A video display with a ~1.5-to-1 aspect ratio was non-obvious in 1995???
Generally, when I see news coverage of a patent suit, I also find some misplaced outrage in the article or its comments based on just the title or abstract of the asserted patent. When possible, I do my part to defend the patent system, pointing out that the actual claims being asserted are far narrower than the title, abstract, or news article imply, and that the patent system is, to a large extent, doing its job.
The '427 patent in this case, however, strains my ability to mount a defense. Claim 3 of the '427, rather stunningly, reads as follows:
3. An image display system for displaying a video image comprising:
a video screen having a substantially rectangular configuration forming an aspect ratio of the horizontal dimension of said video screen to the vertical dimension of said video screen, said aspect ratio being between 1.45:1 and 1.60:1.
That's it. An image display system with an aspect ratio between 1.45:1 and 1.60:1.

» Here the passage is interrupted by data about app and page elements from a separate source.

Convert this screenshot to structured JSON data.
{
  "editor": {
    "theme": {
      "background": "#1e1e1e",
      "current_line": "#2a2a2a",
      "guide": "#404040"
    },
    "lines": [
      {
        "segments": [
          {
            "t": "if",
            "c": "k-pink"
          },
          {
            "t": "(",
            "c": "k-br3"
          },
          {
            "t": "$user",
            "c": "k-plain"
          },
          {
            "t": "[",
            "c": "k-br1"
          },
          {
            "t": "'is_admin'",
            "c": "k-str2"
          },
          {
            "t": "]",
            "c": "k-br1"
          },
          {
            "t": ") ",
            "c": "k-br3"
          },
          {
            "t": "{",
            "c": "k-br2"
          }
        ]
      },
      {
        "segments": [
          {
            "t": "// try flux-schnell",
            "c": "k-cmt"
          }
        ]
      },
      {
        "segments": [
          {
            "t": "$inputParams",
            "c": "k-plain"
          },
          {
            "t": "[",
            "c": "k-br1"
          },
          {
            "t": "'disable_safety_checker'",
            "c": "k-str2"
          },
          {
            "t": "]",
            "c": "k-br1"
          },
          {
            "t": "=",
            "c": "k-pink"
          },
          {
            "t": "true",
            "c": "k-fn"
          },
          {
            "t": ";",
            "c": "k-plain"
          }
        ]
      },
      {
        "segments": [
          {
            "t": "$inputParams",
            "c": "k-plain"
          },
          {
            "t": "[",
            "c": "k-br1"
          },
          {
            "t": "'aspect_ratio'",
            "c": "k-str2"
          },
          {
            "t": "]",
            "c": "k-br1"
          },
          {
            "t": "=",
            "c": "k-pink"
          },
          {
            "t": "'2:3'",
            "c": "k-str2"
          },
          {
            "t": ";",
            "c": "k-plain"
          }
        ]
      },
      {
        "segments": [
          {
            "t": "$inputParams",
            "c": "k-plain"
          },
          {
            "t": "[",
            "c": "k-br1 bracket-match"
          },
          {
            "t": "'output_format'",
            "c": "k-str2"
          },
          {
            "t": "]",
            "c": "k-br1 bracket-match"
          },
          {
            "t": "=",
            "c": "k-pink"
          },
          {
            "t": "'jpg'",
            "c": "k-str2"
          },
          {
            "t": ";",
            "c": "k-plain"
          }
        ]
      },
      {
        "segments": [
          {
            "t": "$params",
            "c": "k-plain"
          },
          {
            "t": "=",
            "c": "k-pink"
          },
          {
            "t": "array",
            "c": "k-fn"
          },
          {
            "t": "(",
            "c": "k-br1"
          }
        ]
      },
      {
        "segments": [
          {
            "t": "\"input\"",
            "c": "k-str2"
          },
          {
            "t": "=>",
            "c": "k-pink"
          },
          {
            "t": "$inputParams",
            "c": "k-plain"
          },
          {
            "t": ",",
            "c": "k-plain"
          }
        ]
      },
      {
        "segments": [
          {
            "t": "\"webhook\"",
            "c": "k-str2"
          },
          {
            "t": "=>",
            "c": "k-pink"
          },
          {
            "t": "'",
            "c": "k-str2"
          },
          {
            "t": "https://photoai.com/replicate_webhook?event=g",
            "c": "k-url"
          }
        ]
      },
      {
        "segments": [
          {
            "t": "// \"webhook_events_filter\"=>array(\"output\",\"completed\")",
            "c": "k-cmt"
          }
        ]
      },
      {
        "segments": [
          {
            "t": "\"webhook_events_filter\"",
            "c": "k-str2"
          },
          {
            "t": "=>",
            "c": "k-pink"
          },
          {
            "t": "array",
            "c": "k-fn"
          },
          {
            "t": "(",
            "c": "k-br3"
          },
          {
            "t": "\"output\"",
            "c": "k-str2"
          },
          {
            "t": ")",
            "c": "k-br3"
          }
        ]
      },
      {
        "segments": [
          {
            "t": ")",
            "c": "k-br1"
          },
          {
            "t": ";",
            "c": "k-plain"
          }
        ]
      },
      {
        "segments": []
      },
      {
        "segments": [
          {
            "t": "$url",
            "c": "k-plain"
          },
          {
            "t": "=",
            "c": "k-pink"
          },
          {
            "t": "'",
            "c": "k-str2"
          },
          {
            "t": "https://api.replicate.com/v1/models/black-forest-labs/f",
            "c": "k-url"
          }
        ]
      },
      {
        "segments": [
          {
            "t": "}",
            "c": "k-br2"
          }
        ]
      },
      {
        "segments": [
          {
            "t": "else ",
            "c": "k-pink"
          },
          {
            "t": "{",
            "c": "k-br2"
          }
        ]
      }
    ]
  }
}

Apple is accused of infringing the '427 since the 960x640 display of the iPhone 4 and latest iPod Touch, and the 480x320 displays of the earlier iPhones and iPod Touches, have 1.5:1 aspect ratios, which fall within the claimed range.
Motion picture and video content have long been produced in a wide variety of aspect ratios, including some in the claimed range. Computer graphics displays have also varied significantly in aspect ratio. In terms of pixel aspect ratio, the claimed range would cover, for instance, at one extreme, the 640x400 or 320x200 video modes of some 1980s video controller cards.
Since my interpretation of the claim seemed implausibly broad given the prior art, I searched the exhibits of Ogma's ITC filing for clarity. Exhibit 13 is titled "Claim chart applying U.S. Patent No. 5,825,427 to accused Apple product." In essence, the claim chart says that Apple infringes the patent with the iPhone 4 because, yes, its display has a 1.5:1 aspect ratio.
So, as far as I can tell, a company formed this past January would like to stop the importation of millions of iPhones because the phones have displays with a 1.5:1 aspect ratio, and because that company has acquired a patent that the USPTO somehow issued that covers such displays based just on their aspect ratio.
Sometimes, things happen in the patent system that I can't defend.
(Note: Claim 1 is slightly narrower, requiring presentation of 4:3 and 16:9 content on such a screen. However, letterboxing, to present wider aspect ratio content on a narrower aspect ratio screen, and pillarboxing, to present narrower aspect ratio content on a wider aspect screen, have been known in the art for decades. Letterboxing became common even in the home with widescreen LaserDiscs of the 1980s, and more so with the advent of DVDs. A common instance of pillarboxing would be the presentation of an Academy ratio film on a wider cinema screen or widescreen television.)